LONDON (Reuters) - Government forecasts for economic growth are above consensus and based on a questionable premise that Britain is better equipped than other nations to withstand the credit crisis, a parliamentary committee said on Monday.
Parliament’s Treasury Select Committee, which is charged with scrutinising economic policy, said the finance ministry had also given little evidence of analysis of the risks to Chancellor Alistair Darling’s economic estimates.
“The Treasury’s optimism is based on its contention that the UK economy is better placed than other OECD economies in the face of market turmoil,” the committee said in a report on Darling’s first budget in March.
“We remain concerned that some of the economy’s characteristics that have proven beneficial during past crises might prove to be conduits through which the current problems in global financial markets are transmitted to the UK real economy.”
Those characteristics include rapidly rising house prices, close ties with the United States and an increasing dependence on the financial sector, the committee said.

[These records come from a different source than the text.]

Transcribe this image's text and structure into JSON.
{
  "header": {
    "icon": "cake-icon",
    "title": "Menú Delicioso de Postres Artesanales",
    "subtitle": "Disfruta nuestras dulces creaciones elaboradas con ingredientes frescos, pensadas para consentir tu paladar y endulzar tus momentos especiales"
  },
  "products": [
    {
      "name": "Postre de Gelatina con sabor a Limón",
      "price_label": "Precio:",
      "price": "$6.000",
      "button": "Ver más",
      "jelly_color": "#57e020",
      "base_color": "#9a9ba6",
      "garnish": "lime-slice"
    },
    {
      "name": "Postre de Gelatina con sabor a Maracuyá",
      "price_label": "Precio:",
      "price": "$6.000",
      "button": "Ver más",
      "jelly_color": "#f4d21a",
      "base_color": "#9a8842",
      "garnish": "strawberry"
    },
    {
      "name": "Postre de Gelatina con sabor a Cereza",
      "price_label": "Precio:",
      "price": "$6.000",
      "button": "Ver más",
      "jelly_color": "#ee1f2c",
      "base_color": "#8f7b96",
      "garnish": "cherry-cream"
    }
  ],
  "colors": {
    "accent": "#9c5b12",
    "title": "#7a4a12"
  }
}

Darling has forecast the economy will grow between 1.75 and 2.25 percent this year and then recover to expand by 2.25-2.75 percent in 2009.

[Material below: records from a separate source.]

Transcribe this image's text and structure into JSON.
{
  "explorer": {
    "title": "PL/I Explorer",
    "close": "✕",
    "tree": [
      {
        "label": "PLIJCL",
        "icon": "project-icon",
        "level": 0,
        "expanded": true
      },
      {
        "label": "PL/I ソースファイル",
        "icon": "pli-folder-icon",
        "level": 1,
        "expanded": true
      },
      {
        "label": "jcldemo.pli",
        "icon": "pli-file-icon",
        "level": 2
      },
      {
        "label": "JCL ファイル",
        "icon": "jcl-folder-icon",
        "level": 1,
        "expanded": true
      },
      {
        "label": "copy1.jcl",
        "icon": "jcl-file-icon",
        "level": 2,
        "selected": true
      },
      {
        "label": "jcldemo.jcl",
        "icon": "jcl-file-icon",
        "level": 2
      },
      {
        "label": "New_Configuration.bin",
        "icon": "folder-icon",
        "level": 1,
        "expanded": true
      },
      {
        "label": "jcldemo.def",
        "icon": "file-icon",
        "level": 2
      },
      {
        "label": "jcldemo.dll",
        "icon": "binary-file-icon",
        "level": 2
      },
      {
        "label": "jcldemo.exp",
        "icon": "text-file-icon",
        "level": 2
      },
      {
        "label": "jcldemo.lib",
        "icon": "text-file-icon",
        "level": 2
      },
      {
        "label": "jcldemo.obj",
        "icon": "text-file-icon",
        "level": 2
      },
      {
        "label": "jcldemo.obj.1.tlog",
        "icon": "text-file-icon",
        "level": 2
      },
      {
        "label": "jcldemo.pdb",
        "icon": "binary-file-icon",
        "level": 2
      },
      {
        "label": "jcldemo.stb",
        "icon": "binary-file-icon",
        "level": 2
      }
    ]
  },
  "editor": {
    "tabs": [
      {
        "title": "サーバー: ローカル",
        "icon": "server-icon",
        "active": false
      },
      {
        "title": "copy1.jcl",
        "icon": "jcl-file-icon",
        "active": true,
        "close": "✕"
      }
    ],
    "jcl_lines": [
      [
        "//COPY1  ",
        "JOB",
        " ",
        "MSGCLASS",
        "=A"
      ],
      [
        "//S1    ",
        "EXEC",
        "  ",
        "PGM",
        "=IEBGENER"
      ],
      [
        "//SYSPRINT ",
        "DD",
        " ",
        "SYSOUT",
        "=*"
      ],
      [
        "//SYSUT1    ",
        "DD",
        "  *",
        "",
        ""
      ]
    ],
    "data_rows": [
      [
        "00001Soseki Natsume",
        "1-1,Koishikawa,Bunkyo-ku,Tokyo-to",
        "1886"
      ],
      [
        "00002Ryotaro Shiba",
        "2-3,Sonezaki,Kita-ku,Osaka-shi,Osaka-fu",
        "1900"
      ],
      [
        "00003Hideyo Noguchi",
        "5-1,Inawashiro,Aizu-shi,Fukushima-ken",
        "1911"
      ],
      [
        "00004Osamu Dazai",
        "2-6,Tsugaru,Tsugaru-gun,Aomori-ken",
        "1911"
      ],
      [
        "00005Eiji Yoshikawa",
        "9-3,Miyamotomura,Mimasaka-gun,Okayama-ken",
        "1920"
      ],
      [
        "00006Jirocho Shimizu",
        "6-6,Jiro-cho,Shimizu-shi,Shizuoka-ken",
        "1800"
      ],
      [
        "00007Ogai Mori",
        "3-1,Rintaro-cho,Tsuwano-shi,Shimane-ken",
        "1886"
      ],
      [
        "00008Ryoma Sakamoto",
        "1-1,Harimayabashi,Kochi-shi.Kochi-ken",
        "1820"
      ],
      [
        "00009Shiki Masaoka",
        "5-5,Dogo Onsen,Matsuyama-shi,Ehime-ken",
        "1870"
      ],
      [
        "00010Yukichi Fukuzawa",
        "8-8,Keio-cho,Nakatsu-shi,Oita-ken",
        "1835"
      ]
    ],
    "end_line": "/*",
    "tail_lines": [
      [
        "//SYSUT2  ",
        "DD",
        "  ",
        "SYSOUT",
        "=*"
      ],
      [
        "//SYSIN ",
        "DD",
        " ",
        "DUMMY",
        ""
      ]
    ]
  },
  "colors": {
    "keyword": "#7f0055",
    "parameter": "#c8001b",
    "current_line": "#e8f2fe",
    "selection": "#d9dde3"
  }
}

The median forecast of economists polled by Reuters is for growth of 1.8 percent this year and 1.9 percent in 2009.
Most economists argue Britain is set for a marked slowdown in growth this year as the credit crunch spreads to affect households and not just the already hard-hit financial sector.
“Should those risks crystallise, the government would have extremely limited scope, under the fiscal rules as currently defined, to take further fiscal measures to support monetary policy,” the committee said.
Reporting by Matt Falloon, editing by David Christian-Edwards